Dissatisfaction with conventional explanations for dinosaur extinctions led to a surprising observation that, in turn, has suggested a new hypothesis. Many plants and animals disappear abruptly from the fossil record as one moves from layers of rock documenting the end of the Cretaceous up into rocks representing the beginning of the Cenozoic (the era after the Mesozoic). Between the last layer of Cretaceous rock and the first layer of Cenozoic rock, there is often a thin layer of clay. Scientists felt that they could get an idea of how long the extinctions took by determining how long it took to deposit this one centimeter of clay and they thought they could determine the time it took to deposit the clay by determining the amount of the element iridium (Ir) it contained.

Ir has not been common at Earth’s surface since the very beginning of the planet’s history. Because it usually exists in a metallic state, it was preferentially incorporated in Earth’s core as the planet cooled and consolidated. Ir is found in high concentrations in some meteorites, in which the solar system’s original chemical composition is preserved. Even today, microscopic meteorites continually bombard Earth, falling on both land and sea. By measuring how many of these meteorites fall to Earth over a given period of time, scientists can estimate how long it might have taken to deposit the observed amount of Ir in the boundary clay. These calculations suggest that a period of about one million years would have been required. However, other reliable evidence suggests that the deposition of the boundary clay could not have taken one million years. So the unusually high concentration of Ir seems to require a special explanation.

In view of these facts, scientists hypothesized that a single large asteroid, about 10 to 15 kilometers across, collided with Earth, and the resulting fallout created the boundary clay. Their calculations show that the impact kicked up a dust cloud that cut off sunlight for several months, inhibiting photosynthesis in plants; decreased surface temperatures on continents to below freezing; caused extreme episodes of acid rain; and significantly raised long-term global temperatures through the greenhouse effect. This disruption of food chain and climate would have eradicated the dinosaurs and other organisms in less than fifty years.

 
IELTS Academic Reading Tips for Success
These are general tips that will appear on all reading questions.

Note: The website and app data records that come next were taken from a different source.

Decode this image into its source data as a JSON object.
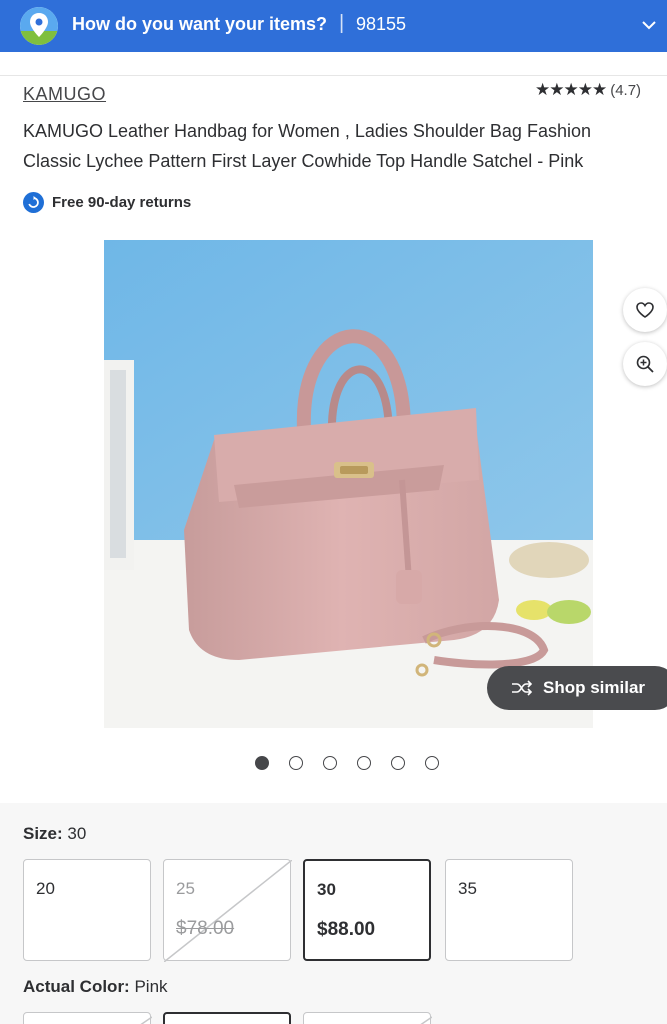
{
  "header": {
    "prompt": "How do you want your items?",
    "separator": "|",
    "zip": "98155",
    "location_icon": "location-pin-icon",
    "chevron_icon": "chevron-down-icon"
  },
  "product": {
    "brand": "KAMUGO",
    "rating_stars": "★★★★★",
    "rating_value": "(4.7)",
    "title": "KAMUGO Leather Handbag for Women , Ladies Shoulder Bag Fashion Classic Lychee Pattern First Layer Cowhide Top Handle Satchel - Pink",
    "returns_label": "Free 90-day returns"
  },
  "gallery": {
    "shop_similar_label": "Shop similar",
    "dots_count": 6,
    "active_index": 0
  },
  "size": {
    "label": "Size:",
    "selected": "30",
    "options": [
      {
        "size": "20",
        "price": ""
      },
      {
        "size": "25",
        "price": "$78.00"
      },
      {
        "size": "30",
        "price": "$88.00"
      },
      {
        "size": "35",
        "price": ""
      }
    ]
  },
  "color": {
    "label": "Actual Color:",
    "selected": "Pink"
  },
  "colors": {
    "brand_blue": "#2f6fd9",
    "text": "#2e2f32",
    "returns_blue": "#1f6fd6",
    "pill_bg": "#4a4b4e"
  }
}
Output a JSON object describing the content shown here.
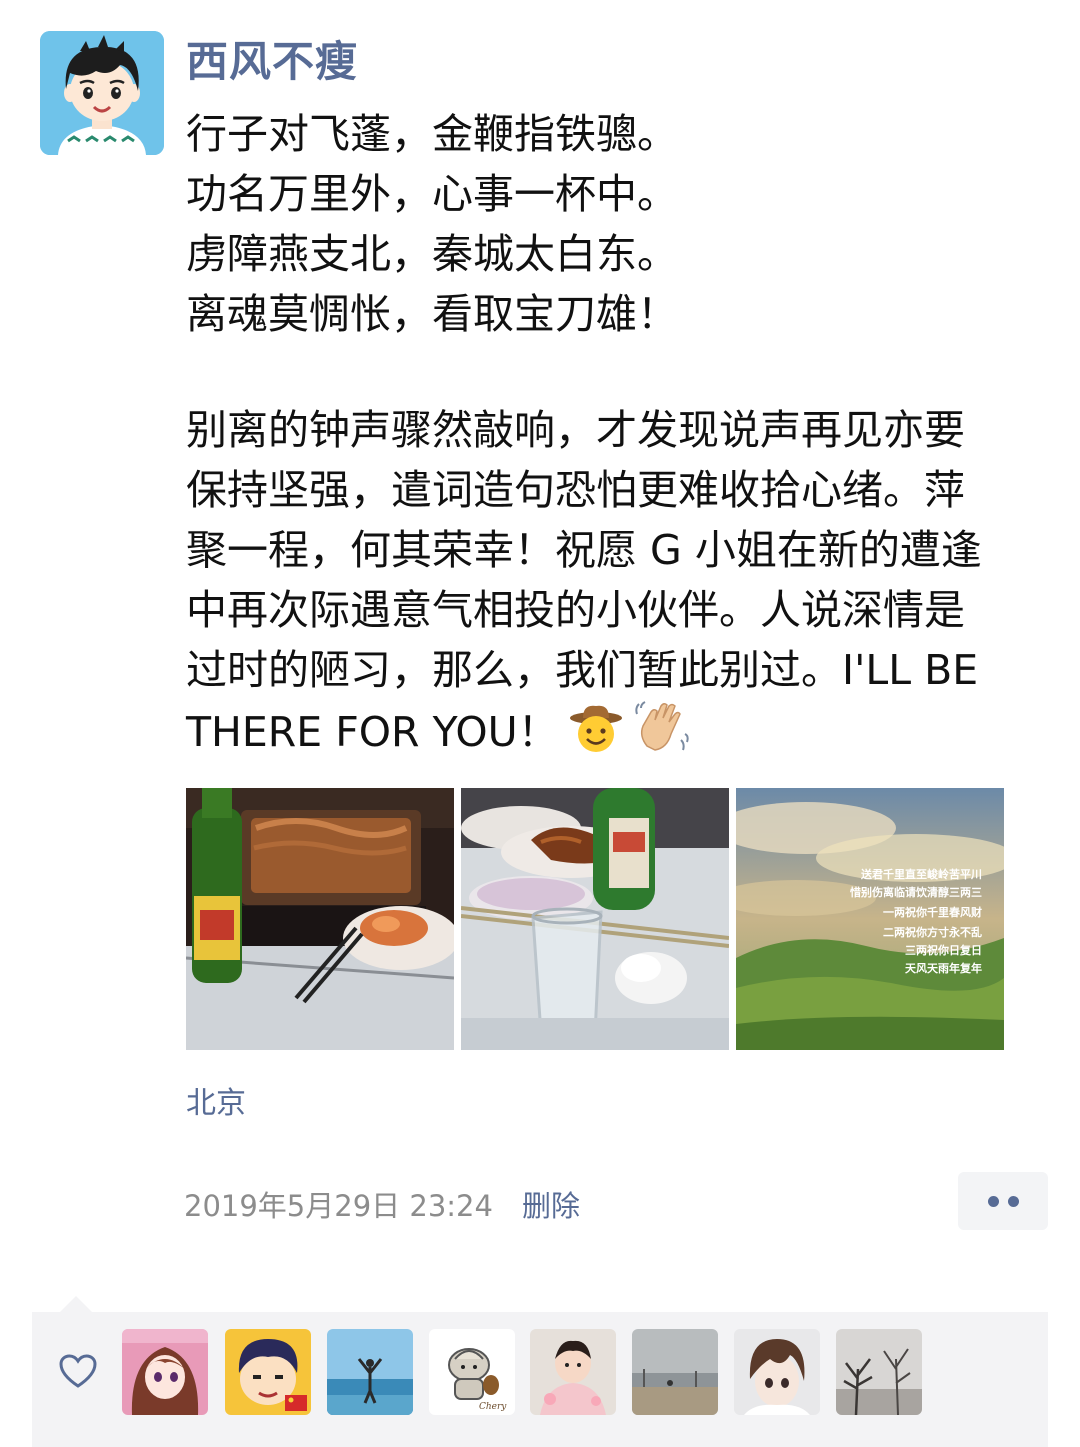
{
  "post": {
    "username": "西风不瘦",
    "poem_lines": [
      "行子对飞蓬，金鞭指铁骢。",
      "功名万里外，心事一杯中。",
      "虏障燕支北，秦城太白东。",
      "离魂莫惆怅，看取宝刀雄！"
    ],
    "paragraph_lines": [
      "别离的钟声骤然敲响，才发现说声再见亦要",
      "保持坚强，遣词造句恐怕更难收拾心绪。萍",
      "聚一程，何其荣幸！祝愿 G 小姐在新的遭逢",
      "中再次际遇意气相投的小伙伴。人说深情是",
      "过时的陋习，那么，我们暂此别过。I'LL BE",
      "THERE FOR YOU！"
    ],
    "emojis": [
      "cowboy-face",
      "waving-hand"
    ],
    "photos": [
      {
        "subject": "grilled fish tray with green beer bottle"
      },
      {
        "subject": "table with beer bottle, plates and empty glass"
      },
      {
        "subject": "landscape with clouds and green hills",
        "overlay_text": [
          "送君千里直至峻岭苦平川",
          "惜别伤离临请饮清醇三两三",
          "一两祝你千里春风财",
          "二两祝你方寸永不乱",
          "三两祝你日复日",
          "天风天雨年复年"
        ]
      }
    ],
    "location": "北京",
    "timestamp": "2019年5月29日 23:24",
    "delete_label": "删除"
  },
  "likes": {
    "icon": "heart-icon",
    "avatars": [
      "anime-girl-avatar",
      "cartoon-boy-avatar",
      "beach-person-avatar",
      "cartoon-character-avatar",
      "baby-photo-avatar",
      "seaside-photo-avatar",
      "anime-boy-avatar",
      "winter-tree-avatar"
    ]
  },
  "colors": {
    "link": "#576b95",
    "text": "#111111",
    "meta": "#8c8c8c",
    "panel": "#f3f3f5"
  }
}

coming soon

 
close
Hi, there!

Create your free beta account to use this feature.

close
Create your free beta account